I nearly didnt write this piece. I realise that as a white, middle-class, middle-aged man wading into the identity-politics debate, I may as well just find the nearest pack of wolves and throw myself in their path. But something needs to be said about the regressive idiocy that is threatening the creative spirit and the sheer enjoyment which the worlds of arts and entertainment bring to millions of people.
The trigger (to use a modish phrase) is the comment recently made by Miranda Wayland concerning the character of John Luther, played by Idris Elba, in the hit BBC crime series Luther. Wayland, the Corporations head of creative diversity, said that while she, like many, initially fell in love with the character, by series two she was wondering: OK, he doesnt have any black friends, he doesnt eat any Caribbean food this doesnt feel authentic.
So Luther wasnt black enough. That is horrendously patronising to Elba, who carried the show (and indeed was an executive producer), and was, as a man of African heritage not Caribbean: please take note, Ms Wayland starring in a leading role on prime-time BBC One, a true pioneer. Wayland is surely not advocating a sort of reversion to the stereotypes that tainted TV drama for years, in which ethnic-minority characters were often gangsters, or (in the case of Indian representation) intransigent patriarchs. With Luther, the shows creator Neil Cross has said that Elba was initially attracted to that role precisely because race was not a factor.
But Cross has also said that it would have been an act of tremendous arrogance for me to try to write a black character. This comment (made prior to Waylands) is just as spectacularly unhelpful. It feeds into the new cult of only being allowed to write about your own specific background, siloing the creative mind into the makeshift prison of identity politics.
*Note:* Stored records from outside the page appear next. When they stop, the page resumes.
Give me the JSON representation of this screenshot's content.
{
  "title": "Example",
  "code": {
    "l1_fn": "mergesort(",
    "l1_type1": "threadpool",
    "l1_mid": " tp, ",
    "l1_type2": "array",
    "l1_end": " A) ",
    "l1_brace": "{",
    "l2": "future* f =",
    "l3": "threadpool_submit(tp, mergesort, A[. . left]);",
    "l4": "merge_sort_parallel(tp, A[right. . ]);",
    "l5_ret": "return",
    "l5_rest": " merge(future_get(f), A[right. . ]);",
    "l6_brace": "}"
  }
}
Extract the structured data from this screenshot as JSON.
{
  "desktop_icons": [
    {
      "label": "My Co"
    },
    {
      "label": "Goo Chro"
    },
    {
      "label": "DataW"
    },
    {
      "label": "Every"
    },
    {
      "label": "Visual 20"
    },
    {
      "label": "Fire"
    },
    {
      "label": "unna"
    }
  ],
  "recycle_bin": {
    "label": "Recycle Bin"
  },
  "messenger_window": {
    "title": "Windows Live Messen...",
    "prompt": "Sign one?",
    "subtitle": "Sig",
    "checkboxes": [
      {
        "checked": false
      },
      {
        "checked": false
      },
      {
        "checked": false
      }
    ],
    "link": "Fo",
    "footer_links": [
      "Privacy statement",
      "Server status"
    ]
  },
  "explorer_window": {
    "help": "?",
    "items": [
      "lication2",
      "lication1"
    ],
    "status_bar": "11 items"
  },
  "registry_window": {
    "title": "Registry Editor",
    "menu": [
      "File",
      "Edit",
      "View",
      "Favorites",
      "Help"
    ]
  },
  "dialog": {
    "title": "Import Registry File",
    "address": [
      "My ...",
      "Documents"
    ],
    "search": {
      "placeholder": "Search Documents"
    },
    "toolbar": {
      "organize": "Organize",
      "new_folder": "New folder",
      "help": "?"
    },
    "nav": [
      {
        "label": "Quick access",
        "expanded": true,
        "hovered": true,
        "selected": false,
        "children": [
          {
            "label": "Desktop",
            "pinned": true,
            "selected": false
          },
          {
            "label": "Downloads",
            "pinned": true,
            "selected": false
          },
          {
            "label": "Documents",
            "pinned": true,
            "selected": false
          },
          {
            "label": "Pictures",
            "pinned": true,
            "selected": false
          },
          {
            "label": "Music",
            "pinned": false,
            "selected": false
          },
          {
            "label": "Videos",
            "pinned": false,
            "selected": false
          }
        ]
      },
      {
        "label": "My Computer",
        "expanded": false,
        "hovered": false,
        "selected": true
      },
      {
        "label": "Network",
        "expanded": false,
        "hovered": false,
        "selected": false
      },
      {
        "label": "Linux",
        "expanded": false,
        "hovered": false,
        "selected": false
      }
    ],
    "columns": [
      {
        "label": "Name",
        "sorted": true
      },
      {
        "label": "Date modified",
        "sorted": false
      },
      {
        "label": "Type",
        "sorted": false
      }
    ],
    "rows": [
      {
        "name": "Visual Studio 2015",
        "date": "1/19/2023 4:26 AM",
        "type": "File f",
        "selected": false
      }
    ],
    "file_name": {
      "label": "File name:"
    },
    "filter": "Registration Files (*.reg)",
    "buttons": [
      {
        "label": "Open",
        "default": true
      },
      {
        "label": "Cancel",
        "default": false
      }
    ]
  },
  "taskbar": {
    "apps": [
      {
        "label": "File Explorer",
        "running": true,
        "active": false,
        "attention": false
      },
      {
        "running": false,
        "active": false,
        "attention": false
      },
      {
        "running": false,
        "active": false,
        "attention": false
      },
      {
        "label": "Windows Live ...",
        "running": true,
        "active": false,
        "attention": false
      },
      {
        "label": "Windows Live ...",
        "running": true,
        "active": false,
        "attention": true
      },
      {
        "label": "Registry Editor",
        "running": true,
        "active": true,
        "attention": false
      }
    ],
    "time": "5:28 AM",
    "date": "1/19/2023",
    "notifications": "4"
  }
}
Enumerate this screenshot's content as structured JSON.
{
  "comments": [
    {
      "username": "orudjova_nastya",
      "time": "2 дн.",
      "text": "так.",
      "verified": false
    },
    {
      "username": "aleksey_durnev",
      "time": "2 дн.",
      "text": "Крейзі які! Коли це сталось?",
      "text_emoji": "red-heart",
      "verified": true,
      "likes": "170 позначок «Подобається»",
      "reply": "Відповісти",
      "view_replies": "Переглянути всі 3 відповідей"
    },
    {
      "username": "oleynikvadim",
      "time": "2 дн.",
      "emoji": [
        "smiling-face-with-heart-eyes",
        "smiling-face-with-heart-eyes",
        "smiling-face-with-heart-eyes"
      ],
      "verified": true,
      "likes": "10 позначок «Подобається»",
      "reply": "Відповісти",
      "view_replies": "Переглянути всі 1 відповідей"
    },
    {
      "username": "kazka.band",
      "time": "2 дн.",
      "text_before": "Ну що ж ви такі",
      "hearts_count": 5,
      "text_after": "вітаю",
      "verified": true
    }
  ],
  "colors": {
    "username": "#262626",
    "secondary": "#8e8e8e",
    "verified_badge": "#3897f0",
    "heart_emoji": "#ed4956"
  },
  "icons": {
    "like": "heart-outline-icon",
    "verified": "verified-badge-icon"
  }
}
Cross, as a writer, should be allowed to write about whatever sort of character he wants: that is the right of the artist, who for hundreds of years has enjoyed creative freedom. In the prism of modern thinking, would Tolstoy have dared to explore the mind of Anna Karenina, or Shakespeare ventriloquise the words of the Moor?
But now we have reached a stage at which authors flights of fancy (which is their stock-in trade, after all) are under threat. Look at the hatred directed towards the white novelist Jeanine Cummins for daring to imagine herself as a Mexican immigrant worker in her bestseller American Dirt, or the kneejerk criticism directed at the decision to allow the black poet Amanda Gormans work to be translated into Dutch by Marieke Lucas Rijneveld, a white writer, even though the latter had been approved by Gorman herself. How fascistic, how depressing, how insulting to the very notion of art.
Similarly, we now have a situation in which even actors are expected only to play roles that reflect their own ethnicity or sexuality. You cant play gay unless you actually are a ridiculous view which goes against the very notion of the profession, which is to transform yourself into somebody entirely different.
These new constraints threaten another worrying outcome. Comments such as those made by Wayland are damaging when the creative industries are working so hard to achieve racial equality and the possibilities of a multi-ethnic Pride and Prejudice or a black James Bond feel finally within reach.